Swine flu: vaccines for half population to be delivered by December, ministers say
Swine flu vaccine for half the UK population should be delivered by December, ministers have said after signing new contracts with manufacturers.
Alan Johnson, Health Secretary, has signed contracts with GlaxoSmithKline and Baxter for 90m doses of swine flu vaccine – enough for 45m people – once it can be made.
GlaxoSmithKline hope to be able to deliver the 60m doses they are contracted for by the beginning of December, a spokesman said.
It is thought that each person will require two doses of the vaccine in order to have full protection.
The cost of the contracts has not been disclosed and the Department of Health has not disclosed how such a large vaccination programme would be implemented.
Production will begin once the World Health Organisation has released the prototype vaccine, known as seed vaccine, due by the end of this month.
GlaxoSmithKline has estimated the first doses of vaccine will be available four to six months after that.
The production of the swine flu vaccine will start even though WHO has not yet declared a flu pandemic and will not affect the UK stocks of seasonal flu vaccine which are due to be completed by July, GlaxoSmithKline said in a statement.
Experts have warned that although current cases of swine flu have been relatively mild in the developed world, the virus could return in the autumn as a more dangerous disease.

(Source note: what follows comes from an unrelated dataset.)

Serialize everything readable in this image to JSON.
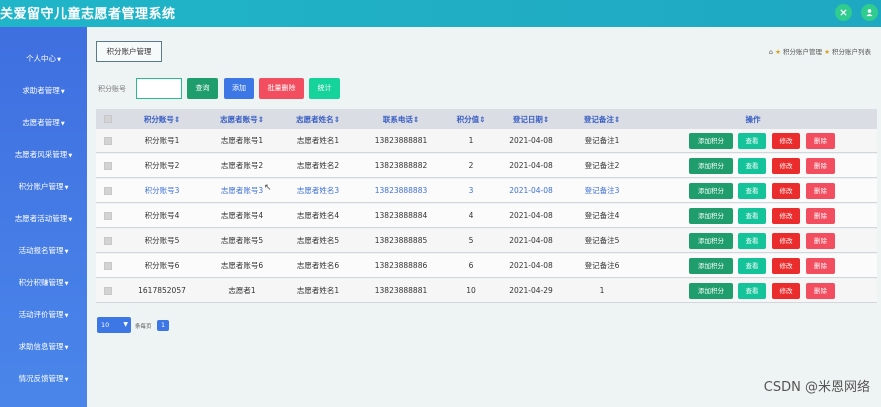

So far there have been over 7,500 confirmed cases of swine flu worldwide with 70 deaths.
Four more children were confirmed as having swine flu on Friday bringing the total in Britain to 82, with 271 further people under investigation.

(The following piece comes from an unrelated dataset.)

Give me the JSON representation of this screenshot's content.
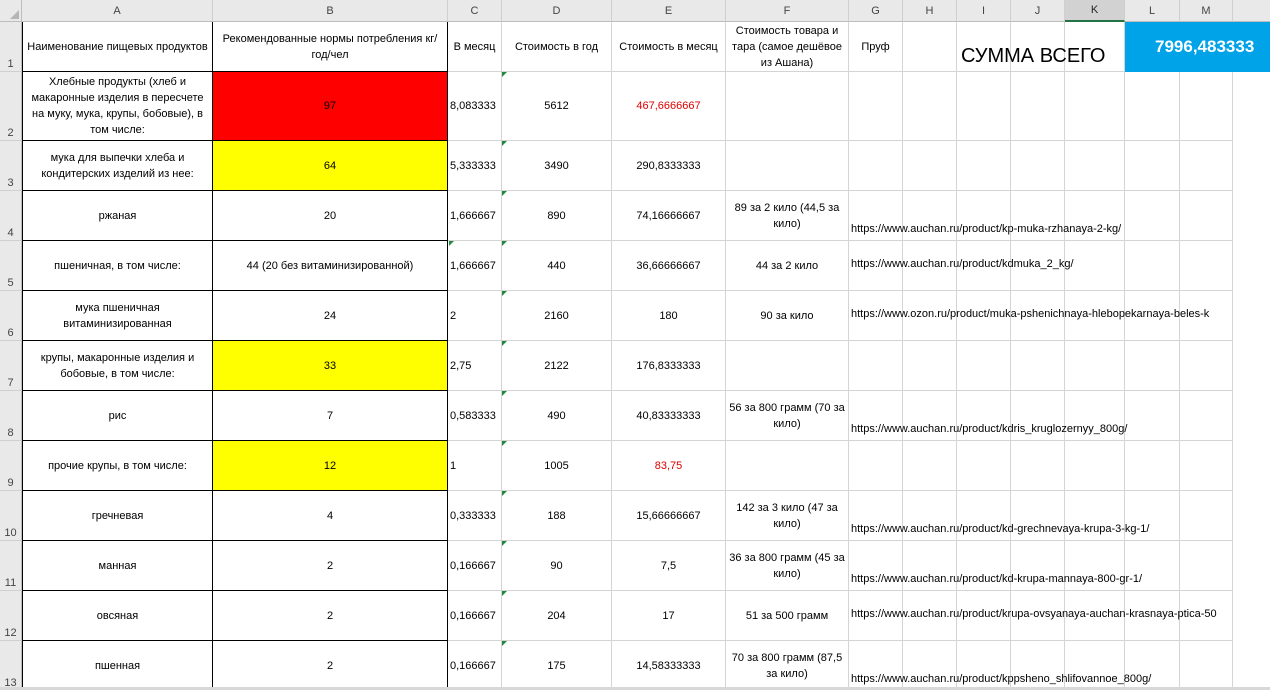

The Department of Health will vaccinate high risk groups first, including healthcare workers, people with long-term conditions who normally receive the seasonal flu jab, the elderly and children, who together make up around 45 per cent of the population.
Secretary of State for Health, Alan Johnson said: "The localised cases of swine flu found in the UK have so far been mild, and our strategy of containing the spread with anti-virals appears to have been effective in reducing symptoms and preventing further spread of infection.
"Scientists tell us that as yet we don't know enough about this novel strain, or whether it's likely to mutate, but that this virus has the potential to become a pandemic and we can't predict how serious that would be.
"We have an opportunity to secure vaccine in advance of a pandemic wave.
"These additional arrangements provide the opportunity by December this year to have enough pre-pandemic vaccine to protect at least half of the population from swine flu."
If the WHO does declare a pandemic, these contracts will be superseded by ones already in place under which the UK Government can order up to 132m doses.
The exact timing of the production and deliveries can only be estimated because it is not known yet how well the virus will grow in the laboratory and how much virus antigen will need to be included in each dose.
GlaxoSmithKline has developed a new method of creating vaccine to eek out the precious antigens needed in each dose and still produce full protection against contracting the virus.
The method means that two or three times as much vaccine can be created from the normal amount of antigen, however this will depend on how well the virus grows in the laboratory.
France, Belgium and Finland have also placed orders for H1N1 vaccine with GlaxoSmithKline.